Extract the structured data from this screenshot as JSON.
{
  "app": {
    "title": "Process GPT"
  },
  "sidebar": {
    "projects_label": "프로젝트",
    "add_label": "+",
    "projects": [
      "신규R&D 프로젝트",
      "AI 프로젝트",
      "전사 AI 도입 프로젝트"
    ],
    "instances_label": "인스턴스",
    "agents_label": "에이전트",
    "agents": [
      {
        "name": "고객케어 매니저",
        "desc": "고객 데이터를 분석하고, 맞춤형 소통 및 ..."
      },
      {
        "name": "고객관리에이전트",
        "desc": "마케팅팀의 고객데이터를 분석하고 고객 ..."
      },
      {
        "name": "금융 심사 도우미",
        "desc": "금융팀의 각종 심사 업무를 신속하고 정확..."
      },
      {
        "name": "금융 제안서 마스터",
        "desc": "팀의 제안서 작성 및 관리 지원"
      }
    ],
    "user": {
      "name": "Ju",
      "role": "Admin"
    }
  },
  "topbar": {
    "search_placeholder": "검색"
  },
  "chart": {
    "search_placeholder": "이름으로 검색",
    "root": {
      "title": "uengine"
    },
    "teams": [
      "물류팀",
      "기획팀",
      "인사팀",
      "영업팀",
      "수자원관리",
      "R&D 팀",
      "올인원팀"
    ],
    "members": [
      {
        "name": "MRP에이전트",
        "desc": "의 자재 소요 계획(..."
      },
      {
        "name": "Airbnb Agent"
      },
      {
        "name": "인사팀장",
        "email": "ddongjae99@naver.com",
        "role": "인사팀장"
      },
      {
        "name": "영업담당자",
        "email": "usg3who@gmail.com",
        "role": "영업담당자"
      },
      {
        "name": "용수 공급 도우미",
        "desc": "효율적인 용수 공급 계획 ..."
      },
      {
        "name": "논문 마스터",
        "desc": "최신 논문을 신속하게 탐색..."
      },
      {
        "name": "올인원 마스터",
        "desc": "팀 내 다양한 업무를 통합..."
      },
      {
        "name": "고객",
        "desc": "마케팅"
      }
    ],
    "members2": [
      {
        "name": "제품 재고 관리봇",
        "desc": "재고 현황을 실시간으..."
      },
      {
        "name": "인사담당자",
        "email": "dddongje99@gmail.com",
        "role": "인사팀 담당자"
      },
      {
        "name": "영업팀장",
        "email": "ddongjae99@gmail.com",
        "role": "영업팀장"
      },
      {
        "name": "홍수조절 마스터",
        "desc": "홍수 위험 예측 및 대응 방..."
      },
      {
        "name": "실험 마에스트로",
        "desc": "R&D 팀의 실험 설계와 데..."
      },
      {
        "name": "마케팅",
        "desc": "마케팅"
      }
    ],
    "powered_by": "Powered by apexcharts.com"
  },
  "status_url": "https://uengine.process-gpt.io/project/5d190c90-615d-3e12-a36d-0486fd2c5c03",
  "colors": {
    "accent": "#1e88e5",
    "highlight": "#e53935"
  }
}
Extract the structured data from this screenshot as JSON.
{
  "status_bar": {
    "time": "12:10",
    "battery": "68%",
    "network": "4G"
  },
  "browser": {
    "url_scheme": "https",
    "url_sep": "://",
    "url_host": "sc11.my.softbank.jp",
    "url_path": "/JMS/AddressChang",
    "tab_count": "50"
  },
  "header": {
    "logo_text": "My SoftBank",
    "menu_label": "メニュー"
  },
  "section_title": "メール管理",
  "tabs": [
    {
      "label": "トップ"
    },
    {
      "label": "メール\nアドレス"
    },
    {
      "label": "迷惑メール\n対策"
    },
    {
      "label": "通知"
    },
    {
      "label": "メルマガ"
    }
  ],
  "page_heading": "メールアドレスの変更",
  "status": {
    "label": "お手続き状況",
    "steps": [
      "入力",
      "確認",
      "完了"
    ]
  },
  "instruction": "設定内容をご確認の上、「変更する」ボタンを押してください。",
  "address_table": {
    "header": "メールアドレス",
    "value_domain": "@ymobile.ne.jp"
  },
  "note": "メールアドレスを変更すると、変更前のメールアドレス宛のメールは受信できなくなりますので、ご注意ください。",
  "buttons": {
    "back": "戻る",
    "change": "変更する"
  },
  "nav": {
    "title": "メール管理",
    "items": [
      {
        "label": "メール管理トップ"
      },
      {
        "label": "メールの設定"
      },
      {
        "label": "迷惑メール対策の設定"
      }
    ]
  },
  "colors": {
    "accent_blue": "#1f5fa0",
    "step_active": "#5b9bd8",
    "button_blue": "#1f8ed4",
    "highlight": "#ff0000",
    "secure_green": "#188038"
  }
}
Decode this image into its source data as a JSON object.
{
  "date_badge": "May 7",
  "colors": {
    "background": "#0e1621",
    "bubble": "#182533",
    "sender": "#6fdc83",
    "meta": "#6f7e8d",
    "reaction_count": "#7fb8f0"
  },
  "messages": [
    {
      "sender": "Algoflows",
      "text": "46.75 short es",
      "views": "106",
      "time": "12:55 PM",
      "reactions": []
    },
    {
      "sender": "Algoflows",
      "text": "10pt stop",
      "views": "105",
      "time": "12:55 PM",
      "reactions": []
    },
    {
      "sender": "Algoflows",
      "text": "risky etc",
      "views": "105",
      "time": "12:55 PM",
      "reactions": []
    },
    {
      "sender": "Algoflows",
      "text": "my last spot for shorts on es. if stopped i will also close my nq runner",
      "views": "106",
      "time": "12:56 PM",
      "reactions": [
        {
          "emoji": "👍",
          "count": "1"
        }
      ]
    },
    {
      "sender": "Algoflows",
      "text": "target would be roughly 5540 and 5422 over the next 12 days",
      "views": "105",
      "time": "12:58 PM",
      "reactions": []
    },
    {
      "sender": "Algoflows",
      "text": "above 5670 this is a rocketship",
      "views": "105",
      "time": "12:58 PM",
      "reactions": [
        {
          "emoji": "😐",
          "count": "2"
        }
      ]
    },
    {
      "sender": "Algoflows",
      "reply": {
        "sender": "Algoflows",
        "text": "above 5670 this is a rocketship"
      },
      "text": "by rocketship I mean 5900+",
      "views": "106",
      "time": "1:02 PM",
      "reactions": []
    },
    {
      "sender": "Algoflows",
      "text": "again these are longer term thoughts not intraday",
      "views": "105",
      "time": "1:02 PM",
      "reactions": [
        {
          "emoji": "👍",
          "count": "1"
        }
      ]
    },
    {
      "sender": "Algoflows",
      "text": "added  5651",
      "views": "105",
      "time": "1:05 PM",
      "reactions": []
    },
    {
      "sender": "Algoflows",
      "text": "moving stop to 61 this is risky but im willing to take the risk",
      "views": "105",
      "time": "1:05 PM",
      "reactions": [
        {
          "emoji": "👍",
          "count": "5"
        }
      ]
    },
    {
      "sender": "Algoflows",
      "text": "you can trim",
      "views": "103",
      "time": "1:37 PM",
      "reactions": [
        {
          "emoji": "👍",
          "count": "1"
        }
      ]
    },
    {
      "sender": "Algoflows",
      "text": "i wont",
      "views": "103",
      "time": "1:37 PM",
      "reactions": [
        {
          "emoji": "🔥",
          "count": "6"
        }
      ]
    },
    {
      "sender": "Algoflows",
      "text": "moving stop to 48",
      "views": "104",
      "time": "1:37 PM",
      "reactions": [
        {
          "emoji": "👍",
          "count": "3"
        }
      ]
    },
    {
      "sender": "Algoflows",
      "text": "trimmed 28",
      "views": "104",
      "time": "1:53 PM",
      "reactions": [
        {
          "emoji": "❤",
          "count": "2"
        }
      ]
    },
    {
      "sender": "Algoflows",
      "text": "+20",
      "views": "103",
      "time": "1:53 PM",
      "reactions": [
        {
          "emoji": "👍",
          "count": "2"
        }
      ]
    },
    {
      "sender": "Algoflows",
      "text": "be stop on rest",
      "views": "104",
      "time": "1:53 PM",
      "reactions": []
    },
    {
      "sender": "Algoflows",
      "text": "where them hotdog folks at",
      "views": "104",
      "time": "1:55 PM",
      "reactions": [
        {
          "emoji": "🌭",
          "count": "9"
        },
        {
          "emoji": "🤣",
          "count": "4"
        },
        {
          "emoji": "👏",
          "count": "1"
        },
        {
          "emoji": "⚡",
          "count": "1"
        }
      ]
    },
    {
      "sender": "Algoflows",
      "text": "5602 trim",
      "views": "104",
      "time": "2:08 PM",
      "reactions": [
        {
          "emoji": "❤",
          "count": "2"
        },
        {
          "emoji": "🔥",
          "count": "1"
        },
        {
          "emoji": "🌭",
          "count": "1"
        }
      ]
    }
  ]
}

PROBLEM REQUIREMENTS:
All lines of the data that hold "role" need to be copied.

RESPONSE TO THE TASK:
      "role": "Admin"
        "role": "인사팀장"
        "role": "영업담당자"
        "role": "인사팀 담당자"
        "role": "영업팀장"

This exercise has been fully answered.